___ EXERCISE DATA ___
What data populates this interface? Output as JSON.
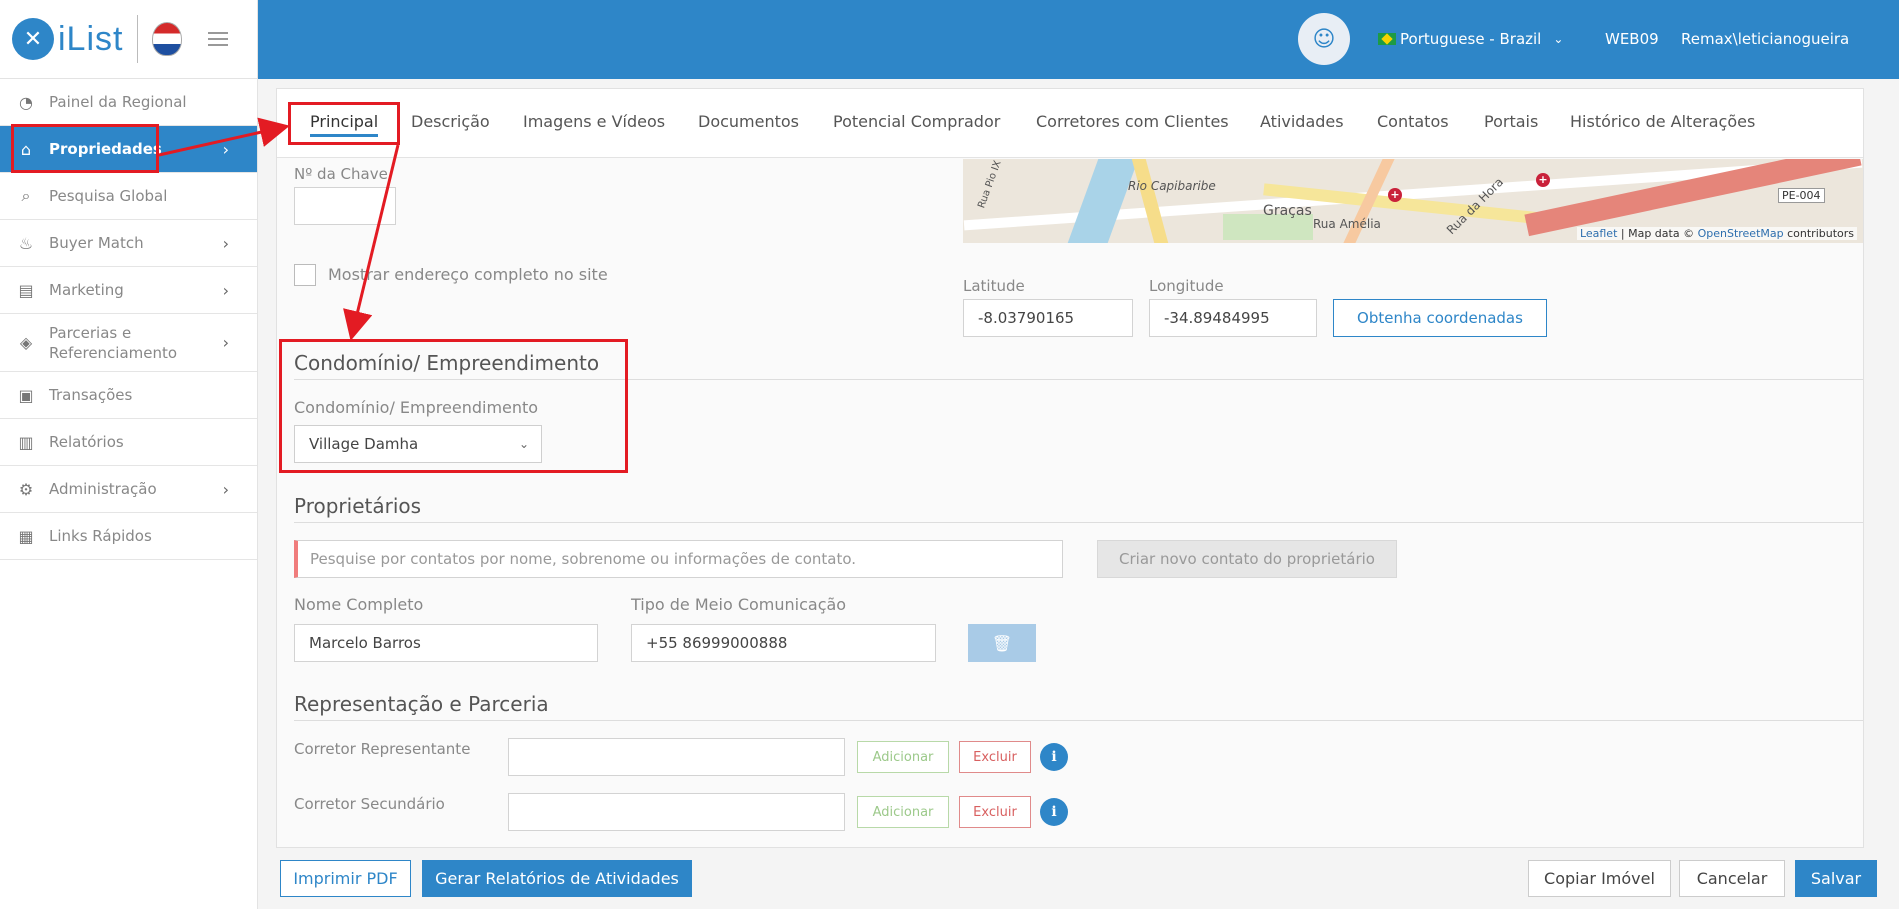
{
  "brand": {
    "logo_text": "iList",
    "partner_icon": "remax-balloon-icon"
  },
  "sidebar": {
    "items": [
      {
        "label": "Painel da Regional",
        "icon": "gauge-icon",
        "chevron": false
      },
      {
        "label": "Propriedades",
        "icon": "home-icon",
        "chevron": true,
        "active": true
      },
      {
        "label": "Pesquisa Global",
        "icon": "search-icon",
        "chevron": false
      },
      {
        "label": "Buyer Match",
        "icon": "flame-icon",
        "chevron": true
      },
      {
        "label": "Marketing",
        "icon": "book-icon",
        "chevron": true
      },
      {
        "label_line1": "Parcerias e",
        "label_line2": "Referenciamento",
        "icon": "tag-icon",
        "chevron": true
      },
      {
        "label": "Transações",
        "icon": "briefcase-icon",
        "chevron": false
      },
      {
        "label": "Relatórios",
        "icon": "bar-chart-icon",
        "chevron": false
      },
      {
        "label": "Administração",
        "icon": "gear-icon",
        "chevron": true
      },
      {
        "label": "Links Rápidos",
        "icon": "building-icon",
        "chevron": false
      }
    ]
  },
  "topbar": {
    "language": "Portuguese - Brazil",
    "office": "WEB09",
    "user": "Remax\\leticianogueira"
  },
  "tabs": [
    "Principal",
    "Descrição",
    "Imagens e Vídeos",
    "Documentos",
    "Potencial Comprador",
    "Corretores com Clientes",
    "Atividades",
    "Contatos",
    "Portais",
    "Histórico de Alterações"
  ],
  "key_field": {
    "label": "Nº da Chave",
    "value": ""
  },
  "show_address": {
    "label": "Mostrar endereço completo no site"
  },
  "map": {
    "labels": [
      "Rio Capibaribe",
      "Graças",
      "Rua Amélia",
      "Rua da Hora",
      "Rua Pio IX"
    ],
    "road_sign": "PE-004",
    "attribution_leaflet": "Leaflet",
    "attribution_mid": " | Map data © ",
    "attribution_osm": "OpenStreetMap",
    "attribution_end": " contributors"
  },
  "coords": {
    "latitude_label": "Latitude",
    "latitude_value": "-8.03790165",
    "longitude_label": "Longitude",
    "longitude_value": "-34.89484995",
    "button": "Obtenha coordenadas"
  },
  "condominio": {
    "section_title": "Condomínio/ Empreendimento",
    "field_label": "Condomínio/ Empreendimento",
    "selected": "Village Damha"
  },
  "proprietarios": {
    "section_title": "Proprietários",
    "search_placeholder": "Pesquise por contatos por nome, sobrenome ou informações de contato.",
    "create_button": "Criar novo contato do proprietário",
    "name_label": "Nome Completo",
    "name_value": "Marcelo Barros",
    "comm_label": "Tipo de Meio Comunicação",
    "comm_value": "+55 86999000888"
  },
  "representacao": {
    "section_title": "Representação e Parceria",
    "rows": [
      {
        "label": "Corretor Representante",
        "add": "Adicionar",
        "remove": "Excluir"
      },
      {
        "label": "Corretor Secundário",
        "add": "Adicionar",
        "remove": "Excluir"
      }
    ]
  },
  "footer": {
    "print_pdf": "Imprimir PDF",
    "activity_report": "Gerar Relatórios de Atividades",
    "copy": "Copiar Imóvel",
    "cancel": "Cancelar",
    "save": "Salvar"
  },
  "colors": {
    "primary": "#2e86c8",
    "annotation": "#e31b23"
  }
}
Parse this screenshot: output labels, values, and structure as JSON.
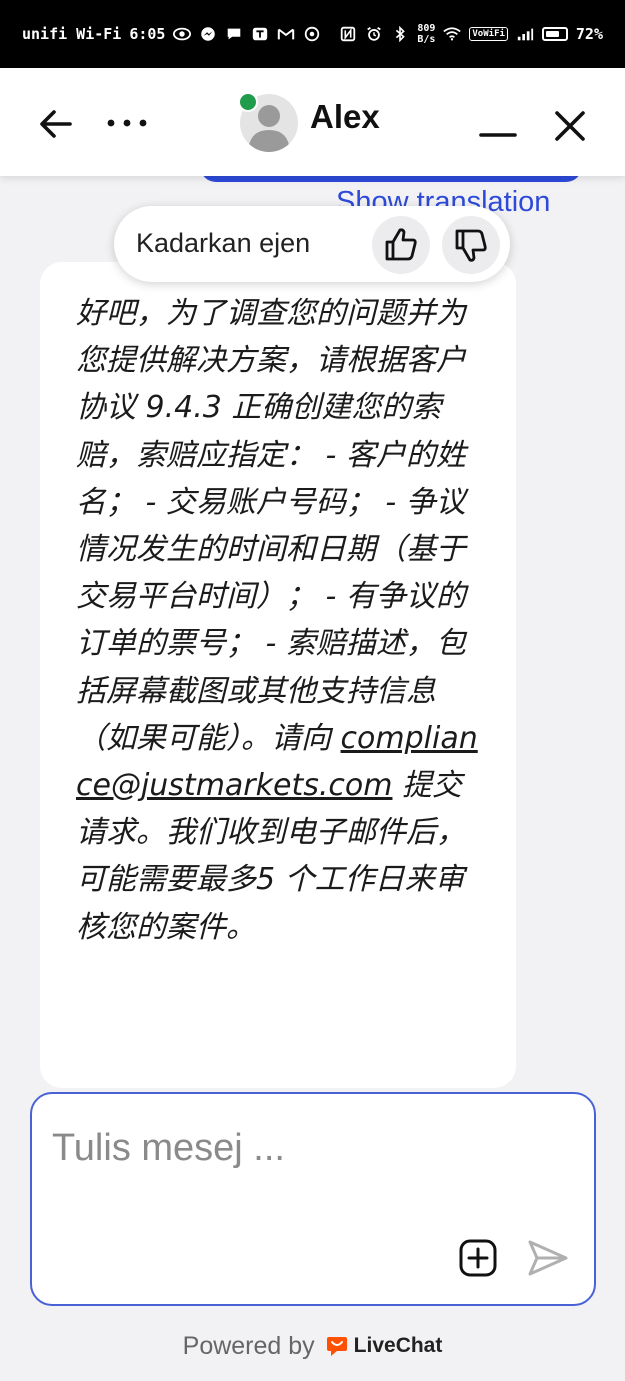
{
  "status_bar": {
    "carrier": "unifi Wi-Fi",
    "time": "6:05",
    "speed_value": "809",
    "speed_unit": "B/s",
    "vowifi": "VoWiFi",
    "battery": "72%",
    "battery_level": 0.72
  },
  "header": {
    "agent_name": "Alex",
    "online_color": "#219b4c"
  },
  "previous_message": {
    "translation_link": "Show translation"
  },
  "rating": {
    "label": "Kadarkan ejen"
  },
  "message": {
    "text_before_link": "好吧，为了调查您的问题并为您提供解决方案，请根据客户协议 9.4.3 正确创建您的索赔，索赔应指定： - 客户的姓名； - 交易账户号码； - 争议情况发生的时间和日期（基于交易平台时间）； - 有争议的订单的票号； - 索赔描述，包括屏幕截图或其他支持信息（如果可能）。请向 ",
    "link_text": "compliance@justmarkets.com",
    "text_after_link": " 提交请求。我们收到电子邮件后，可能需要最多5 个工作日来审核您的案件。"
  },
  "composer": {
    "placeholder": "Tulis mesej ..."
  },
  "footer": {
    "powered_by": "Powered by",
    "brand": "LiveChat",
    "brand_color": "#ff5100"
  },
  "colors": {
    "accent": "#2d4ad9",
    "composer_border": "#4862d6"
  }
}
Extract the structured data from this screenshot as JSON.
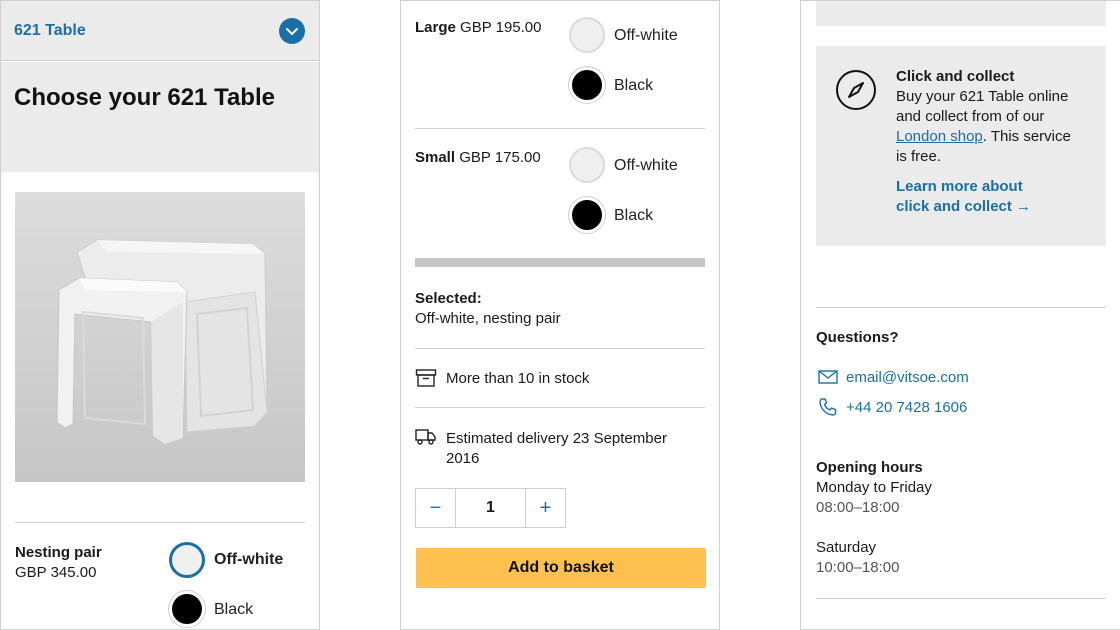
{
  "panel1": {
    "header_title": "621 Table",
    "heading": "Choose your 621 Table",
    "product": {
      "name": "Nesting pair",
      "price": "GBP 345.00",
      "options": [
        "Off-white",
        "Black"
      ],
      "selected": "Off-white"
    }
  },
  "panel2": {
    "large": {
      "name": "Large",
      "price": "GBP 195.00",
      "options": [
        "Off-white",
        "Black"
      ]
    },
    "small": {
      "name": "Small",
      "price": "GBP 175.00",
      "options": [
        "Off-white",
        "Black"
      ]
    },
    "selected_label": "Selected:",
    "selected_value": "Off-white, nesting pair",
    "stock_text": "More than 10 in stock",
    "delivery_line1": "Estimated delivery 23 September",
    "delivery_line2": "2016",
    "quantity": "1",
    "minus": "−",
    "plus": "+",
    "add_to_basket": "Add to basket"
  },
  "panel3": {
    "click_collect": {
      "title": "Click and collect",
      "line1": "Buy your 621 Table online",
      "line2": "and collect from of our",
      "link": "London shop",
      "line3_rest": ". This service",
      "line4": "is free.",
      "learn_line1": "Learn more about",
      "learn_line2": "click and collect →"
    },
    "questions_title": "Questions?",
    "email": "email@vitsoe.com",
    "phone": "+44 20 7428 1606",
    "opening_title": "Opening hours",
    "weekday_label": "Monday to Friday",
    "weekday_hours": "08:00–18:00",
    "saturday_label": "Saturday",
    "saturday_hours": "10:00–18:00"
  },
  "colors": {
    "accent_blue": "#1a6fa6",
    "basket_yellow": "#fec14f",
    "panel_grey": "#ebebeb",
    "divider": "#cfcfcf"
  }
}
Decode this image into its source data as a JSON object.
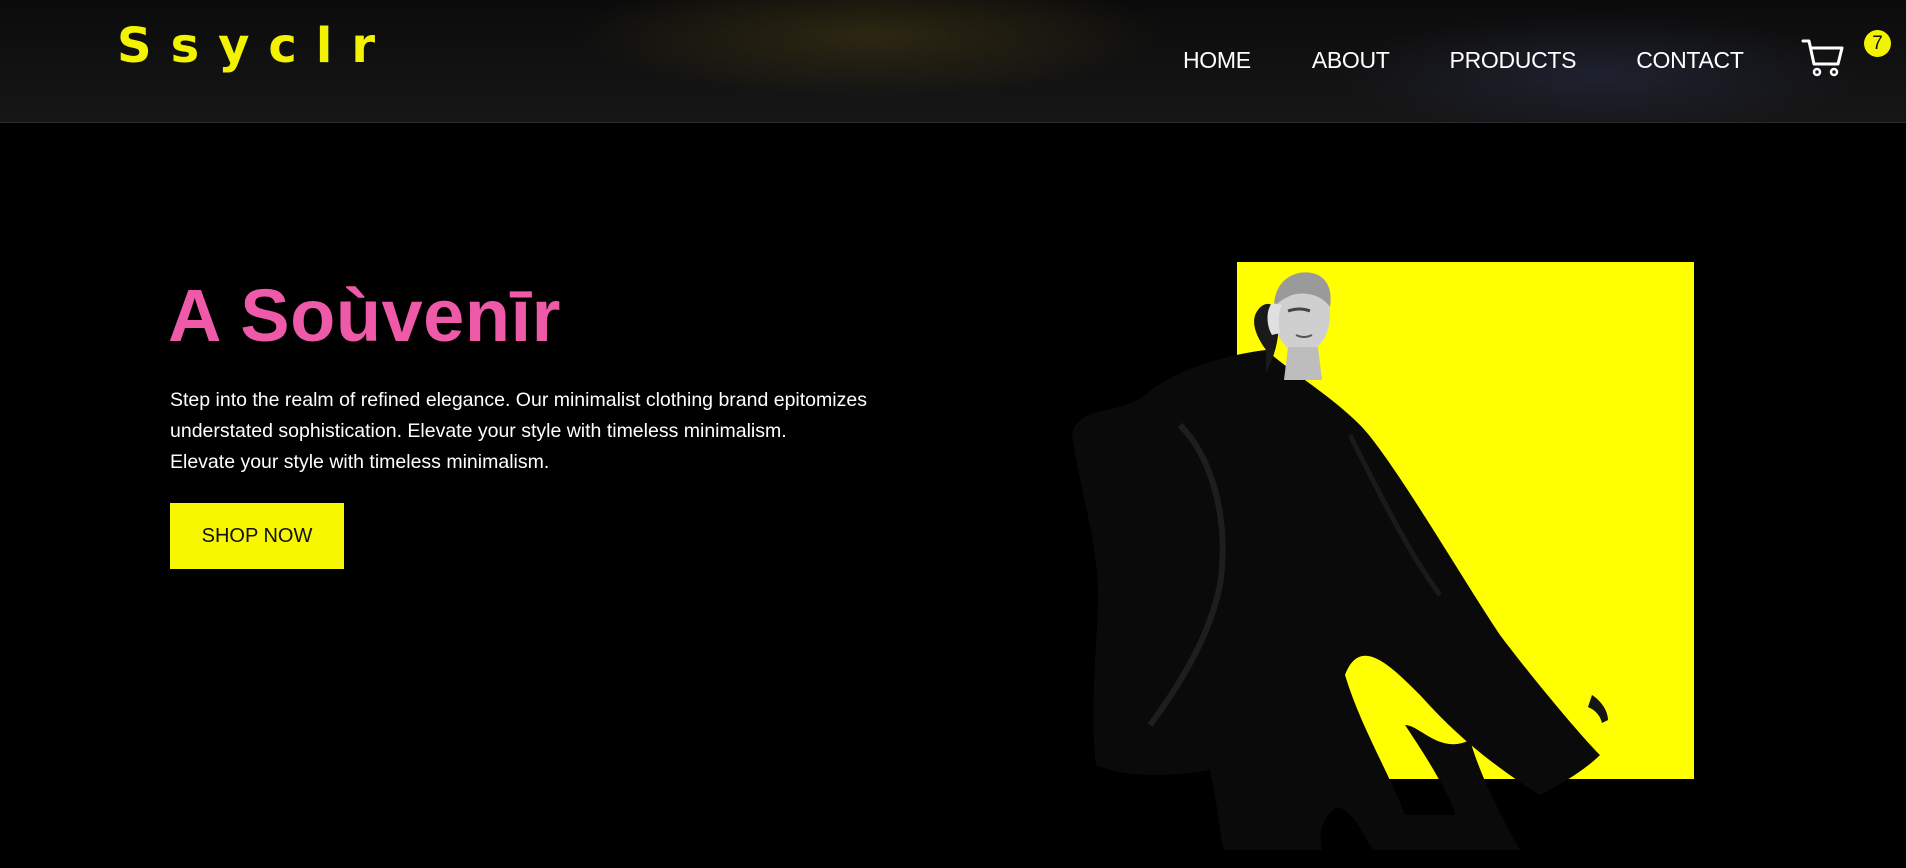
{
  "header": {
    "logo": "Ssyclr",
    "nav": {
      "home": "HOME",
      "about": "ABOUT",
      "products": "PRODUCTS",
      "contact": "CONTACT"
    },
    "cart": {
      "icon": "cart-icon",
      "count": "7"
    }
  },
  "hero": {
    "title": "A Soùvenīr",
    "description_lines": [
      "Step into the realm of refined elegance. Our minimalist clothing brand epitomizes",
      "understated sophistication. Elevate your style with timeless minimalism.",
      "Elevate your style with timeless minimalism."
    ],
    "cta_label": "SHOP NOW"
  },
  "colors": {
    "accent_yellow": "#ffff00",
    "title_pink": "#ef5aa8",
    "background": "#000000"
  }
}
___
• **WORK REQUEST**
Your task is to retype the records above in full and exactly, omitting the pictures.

• **COMPLETED EXERCISE**
What data populates this interface? Output as JSON.
{
  "brand": {
    "logo_text": "iList",
    "partner_icon": "remax-balloon-icon"
  },
  "sidebar": {
    "items": [
      {
        "label": "Painel da Regional",
        "icon": "gauge-icon",
        "chevron": false
      },
      {
        "label": "Propriedades",
        "icon": "home-icon",
        "chevron": true,
        "active": true
      },
      {
        "label": "Pesquisa Global",
        "icon": "search-icon",
        "chevron": false
      },
      {
        "label": "Buyer Match",
        "icon": "flame-icon",
        "chevron": true
      },
      {
        "label": "Marketing",
        "icon": "book-icon",
        "chevron": true
      },
      {
        "label_line1": "Parcerias e",
        "label_line2": "Referenciamento",
        "icon": "tag-icon",
        "chevron": true
      },
      {
        "label": "Transações",
        "icon": "briefcase-icon",
        "chevron": false
      },
      {
        "label": "Relatórios",
        "icon": "bar-chart-icon",
        "chevron": false
      },
      {
        "label": "Administração",
        "icon": "gear-icon",
        "chevron": true
      },
      {
        "label": "Links Rápidos",
        "icon": "building-icon",
        "chevron": false
      }
    ]
  },
  "topbar": {
    "language": "Portuguese - Brazil",
    "office": "WEB09",
    "user": "Remax\\leticianogueira"
  },
  "tabs": [
    "Principal",
    "Descrição",
    "Imagens e Vídeos",
    "Documentos",
    "Potencial Comprador",
    "Corretores com Clientes",
    "Atividades",
    "Contatos",
    "Portais",
    "Histórico de Alterações"
  ],
  "key_field": {
    "label": "Nº da Chave",
    "value": ""
  },
  "show_address": {
    "label": "Mostrar endereço completo no site"
  },
  "map": {
    "labels": [
      "Rio Capibaribe",
      "Graças",
      "Rua Amélia",
      "Rua da Hora",
      "Rua Pio IX"
    ],
    "road_sign": "PE-004",
    "attribution_leaflet": "Leaflet",
    "attribution_mid": " | Map data © ",
    "attribution_osm": "OpenStreetMap",
    "attribution_end": " contributors"
  },
  "coords": {
    "latitude_label": "Latitude",
    "latitude_value": "-8.03790165",
    "longitude_label": "Longitude",
    "longitude_value": "-34.89484995",
    "button": "Obtenha coordenadas"
  },
  "condominio": {
    "section_title": "Condomínio/ Empreendimento",
    "field_label": "Condomínio/ Empreendimento",
    "selected": "Village Damha"
  },
  "proprietarios": {
    "section_title": "Proprietários",
    "search_placeholder": "Pesquise por contatos por nome, sobrenome ou informações de contato.",
    "create_button": "Criar novo contato do proprietário",
    "name_label": "Nome Completo",
    "name_value": "Marcelo Barros",
    "comm_label": "Tipo de Meio Comunicação",
    "comm_value": "+55 86999000888"
  },
  "representacao": {
    "section_title": "Representação e Parceria",
    "rows": [
      {
        "label": "Corretor Representante",
        "add": "Adicionar",
        "remove": "Excluir"
      },
      {
        "label": "Corretor Secundário",
        "add": "Adicionar",
        "remove": "Excluir"
      }
    ]
  },
  "footer": {
    "print_pdf": "Imprimir PDF",
    "activity_report": "Gerar Relatórios de Atividades",
    "copy": "Copiar Imóvel",
    "cancel": "Cancelar",
    "save": "Salvar"
  },
  "colors": {
    "primary": "#2e86c8",
    "annotation": "#e31b23"
  }
}
Parse this screenshot: output labels, values, and structure as JSON.
{
  "status_bar": {
    "carrier": "unifi Wi-Fi",
    "time": "6:05",
    "speed_value": "809",
    "speed_unit": "B/s",
    "vowifi": "VoWiFi",
    "battery": "72%",
    "battery_level": 0.72
  },
  "header": {
    "agent_name": "Alex",
    "online_color": "#219b4c"
  },
  "previous_message": {
    "translation_link": "Show translation"
  },
  "rating": {
    "label": "Kadarkan ejen"
  },
  "message": {
    "text_before_link": "好吧，为了调查您的问题并为您提供解决方案，请根据客户协议 9.4.3 正确创建您的索赔，索赔应指定： - 客户的姓名； - 交易账户号码； - 争议情况发生的时间和日期（基于交易平台时间）； - 有争议的订单的票号； - 索赔描述，包括屏幕截图或其他支持信息（如果可能）。请向 ",
    "link_text": "compliance@justmarkets.com",
    "text_after_link": " 提交请求。我们收到电子邮件后，可能需要最多5 个工作日来审核您的案件。"
  },
  "composer": {
    "placeholder": "Tulis mesej ..."
  },
  "footer": {
    "powered_by": "Powered by",
    "brand": "LiveChat",
    "brand_color": "#ff5100"
  },
  "colors": {
    "accent": "#2d4ad9",
    "composer_border": "#4862d6"
  }
}
Extract the structured data from this screenshot as JSON.
{
  "panel1": {
    "header_title": "621 Table",
    "heading": "Choose your 621 Table",
    "product": {
      "name": "Nesting pair",
      "price": "GBP 345.00",
      "options": [
        "Off-white",
        "Black"
      ],
      "selected": "Off-white"
    }
  },
  "panel2": {
    "large": {
      "name": "Large",
      "price": "GBP 195.00",
      "options": [
        "Off-white",
        "Black"
      ]
    },
    "small": {
      "name": "Small",
      "price": "GBP 175.00",
      "options": [
        "Off-white",
        "Black"
      ]
    },
    "selected_label": "Selected:",
    "selected_value": "Off-white, nesting pair",
    "stock_text": "More than 10 in stock",
    "delivery_line1": "Estimated delivery 23 September",
    "delivery_line2": "2016",
    "quantity": "1",
    "minus": "−",
    "plus": "+",
    "add_to_basket": "Add to basket"
  },
  "panel3": {
    "click_collect": {
      "title": "Click and collect",
      "line1": "Buy your 621 Table online",
      "line2": "and collect from of our",
      "link": "London shop",
      "line3_rest": ". This service",
      "line4": "is free.",
      "learn_line1": "Learn more about",
      "learn_line2": "click and collect →"
    },
    "questions_title": "Questions?",
    "email": "email@vitsoe.com",
    "phone": "+44 20 7428 1606",
    "opening_title": "Opening hours",
    "weekday_label": "Monday to Friday",
    "weekday_hours": "08:00–18:00",
    "saturday_label": "Saturday",
    "saturday_hours": "10:00–18:00"
  },
  "colors": {
    "accent_blue": "#1a6fa6",
    "basket_yellow": "#fec14f",
    "panel_grey": "#ebebeb",
    "divider": "#cfcfcf"
  }
}
Decode this image into its source data as a JSON object.
{
  "header": {
    "logo": "Ssyclr",
    "nav": {
      "home": "HOME",
      "about": "ABOUT",
      "products": "PRODUCTS",
      "contact": "CONTACT"
    },
    "cart": {
      "icon": "cart-icon",
      "count": "7"
    }
  },
  "hero": {
    "title": "A Soùvenīr",
    "description_lines": [
      "Step into the realm of refined elegance. Our minimalist clothing brand epitomizes",
      "understated sophistication. Elevate your style with timeless minimalism.",
      "Elevate your style with timeless minimalism."
    ],
    "cta_label": "SHOP NOW"
  },
  "colors": {
    "accent_yellow": "#ffff00",
    "title_pink": "#ef5aa8",
    "background": "#000000"
  }
}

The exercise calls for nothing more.